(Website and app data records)
--------------------

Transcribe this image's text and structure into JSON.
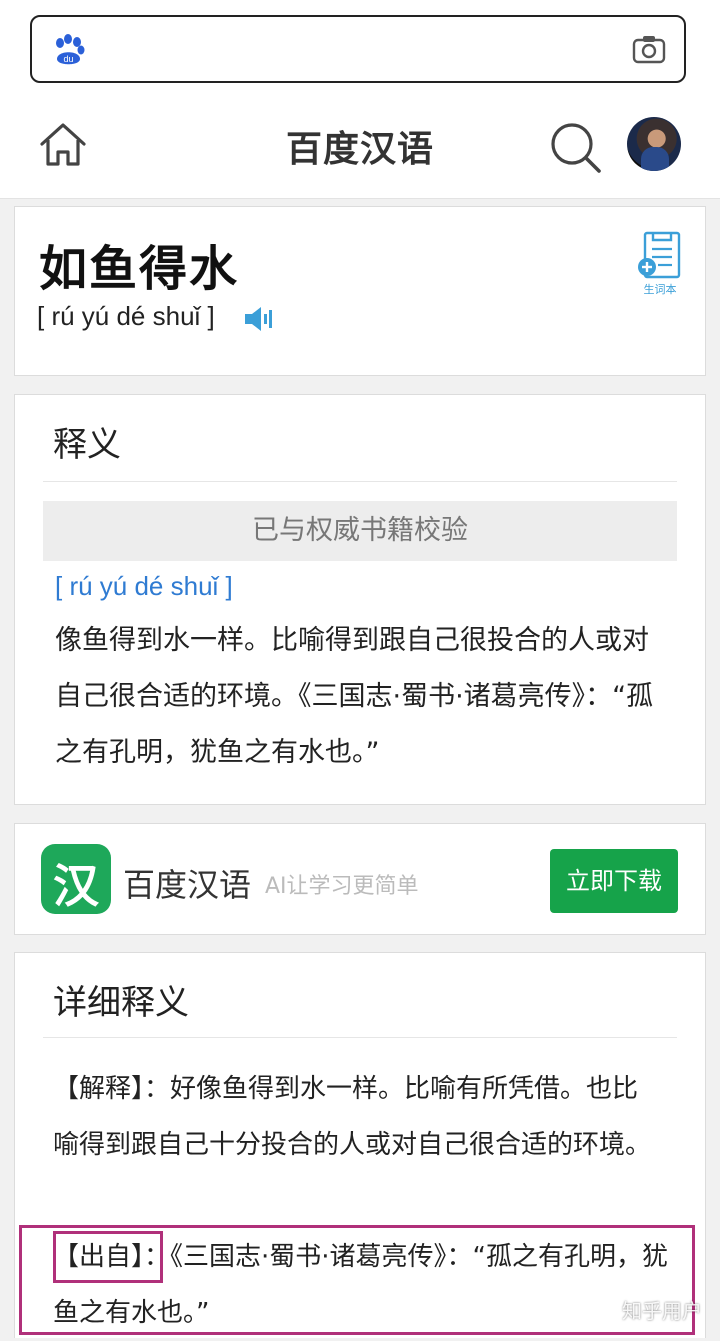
{
  "search": {
    "logo_icon": "baidu-paw-icon",
    "logo_text": "du",
    "camera_icon": "camera-icon"
  },
  "header": {
    "title": "百度汉语",
    "home_icon": "home-icon",
    "search_icon": "search-icon"
  },
  "word": {
    "title": "如鱼得水",
    "pinyin": "[ rú yú dé shuǐ ]",
    "vocab_label": "生词本",
    "accent_color": "#3b9fd8"
  },
  "meaning": {
    "section_title": "释义",
    "verified": "已与权威书籍校验",
    "pinyin": "[ rú yú dé shuǐ ]",
    "text": "像鱼得到水一样。比喻得到跟自己很投合的人或对自己很合适的环境。《三国志·蜀书·诸葛亮传》：“孤之有孔明，犹鱼之有水也。”"
  },
  "ad": {
    "logo_char": "汉",
    "name": "百度汉语",
    "slogan": "AI让学习更简单",
    "button": "立即下载",
    "button_color": "#16a34a"
  },
  "detail": {
    "section_title": "详细释义",
    "explain_label": "【解释】",
    "explain_text": "：好像鱼得到水一样。比喻有所凭借。也比喻得到跟自己十分投合的人或对自己很合适的环境。",
    "source_label": "【出自】",
    "source_text": "：《三国志·蜀书·诸葛亮传》：“孤之有孔明，犹鱼之有水也。”",
    "highlight_color": "#b0307a"
  },
  "watermark": "知乎用户"
}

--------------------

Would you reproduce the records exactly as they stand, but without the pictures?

Transcribe this image's text and structure into JSON.
{
  "search": {
    "logo_icon": "baidu-paw-icon",
    "logo_text": "du",
    "camera_icon": "camera-icon"
  },
  "header": {
    "title": "百度汉语",
    "home_icon": "home-icon",
    "search_icon": "search-icon"
  },
  "word": {
    "title": "如鱼得水",
    "pinyin": "[ rú yú dé shuǐ ]",
    "vocab_label": "生词本",
    "accent_color": "#3b9fd8"
  },
  "meaning": {
    "section_title": "释义",
    "verified": "已与权威书籍校验",
    "pinyin": "[ rú yú dé shuǐ ]",
    "text": "像鱼得到水一样。比喻得到跟自己很投合的人或对自己很合适的环境。《三国志·蜀书·诸葛亮传》：“孤之有孔明，犹鱼之有水也。”"
  },
  "ad": {
    "logo_char": "汉",
    "name": "百度汉语",
    "slogan": "AI让学习更简单",
    "button": "立即下载",
    "button_color": "#16a34a"
  },
  "detail": {
    "section_title": "详细释义",
    "explain_label": "【解释】",
    "explain_text": "：好像鱼得到水一样。比喻有所凭借。也比喻得到跟自己十分投合的人或对自己很合适的环境。",
    "source_label": "【出自】",
    "source_text": "：《三国志·蜀书·诸葛亮传》：“孤之有孔明，犹鱼之有水也。”",
    "highlight_color": "#b0307a"
  },
  "watermark": "知乎用户"
}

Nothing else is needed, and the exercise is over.